(Component data from apps and pages)
★ ★ ★ ★ ★ ★ ★

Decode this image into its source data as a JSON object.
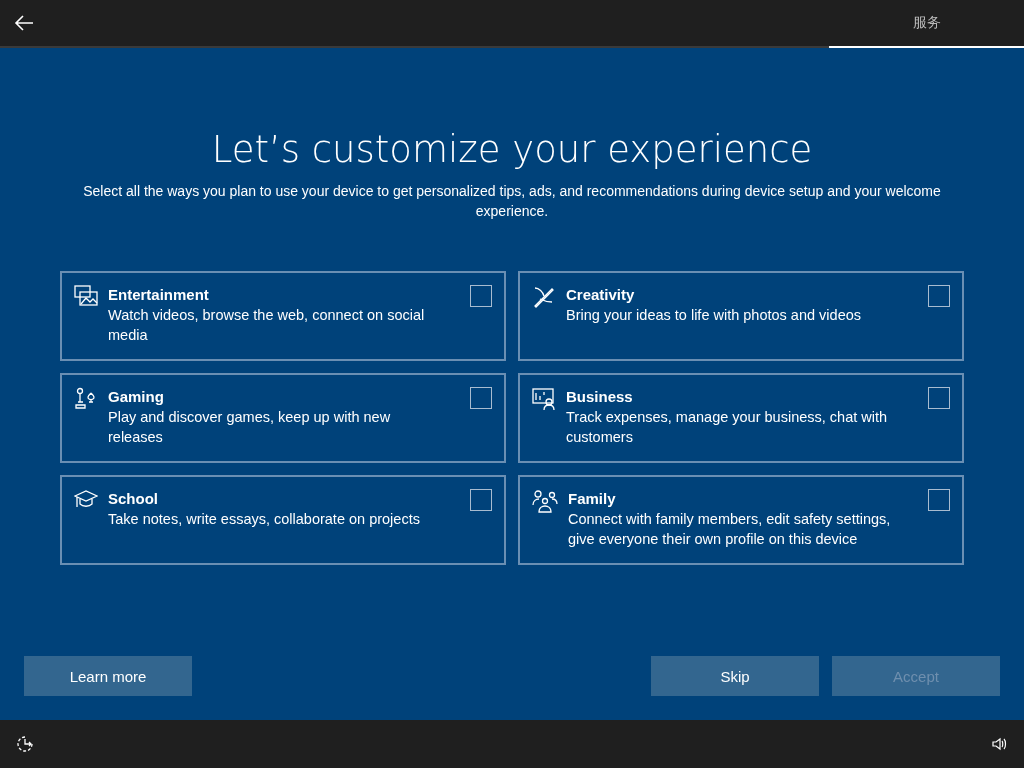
{
  "top_bar": {
    "tabs": [
      {
        "label": "服务",
        "selected": true
      }
    ]
  },
  "title": "Let’s customize your experience",
  "subtitle": "Select all the ways you plan to use your device to get personalized tips, ads, and recommendations during device setup and your welcome experience.",
  "options": [
    {
      "title": "Entertainment",
      "description": "Watch videos, browse the web, connect on social media",
      "checked": false
    },
    {
      "title": "Creativity",
      "description": "Bring your ideas to life with photos and videos",
      "checked": false
    },
    {
      "title": "Gaming",
      "description": "Play and discover games, keep up with new releases",
      "checked": false
    },
    {
      "title": "Business",
      "description": "Track expenses, manage your business, chat with customers",
      "checked": false
    },
    {
      "title": "School",
      "description": "Take notes, write essays, collaborate on projects",
      "checked": false
    },
    {
      "title": "Family",
      "description": "Connect with family members, edit safety settings, give everyone their own profile on this device",
      "checked": false
    }
  ],
  "buttons": [
    {
      "label": "Learn more",
      "disabled": false
    },
    {
      "label": "Skip",
      "disabled": false
    },
    {
      "label": "Accept",
      "disabled": true
    }
  ]
}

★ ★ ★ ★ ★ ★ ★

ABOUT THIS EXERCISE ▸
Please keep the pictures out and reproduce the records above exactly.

RESULT ▸
Decode this image into its source data as a JSON object.
{
  "top_bar": {
    "tabs": [
      {
        "label": "服务",
        "selected": true
      }
    ]
  },
  "title": "Let’s customize your experience",
  "subtitle": "Select all the ways you plan to use your device to get personalized tips, ads, and recommendations during device setup and your welcome experience.",
  "options": [
    {
      "title": "Entertainment",
      "description": "Watch videos, browse the web, connect on social media",
      "checked": false
    },
    {
      "title": "Creativity",
      "description": "Bring your ideas to life with photos and videos",
      "checked": false
    },
    {
      "title": "Gaming",
      "description": "Play and discover games, keep up with new releases",
      "checked": false
    },
    {
      "title": "Business",
      "description": "Track expenses, manage your business, chat with customers",
      "checked": false
    },
    {
      "title": "School",
      "description": "Take notes, write essays, collaborate on projects",
      "checked": false
    },
    {
      "title": "Family",
      "description": "Connect with family members, edit safety settings, give everyone their own profile on this device",
      "checked": false
    }
  ],
  "buttons": [
    {
      "label": "Learn more",
      "disabled": false
    },
    {
      "label": "Skip",
      "disabled": false
    },
    {
      "label": "Accept",
      "disabled": true
    }
  ]
}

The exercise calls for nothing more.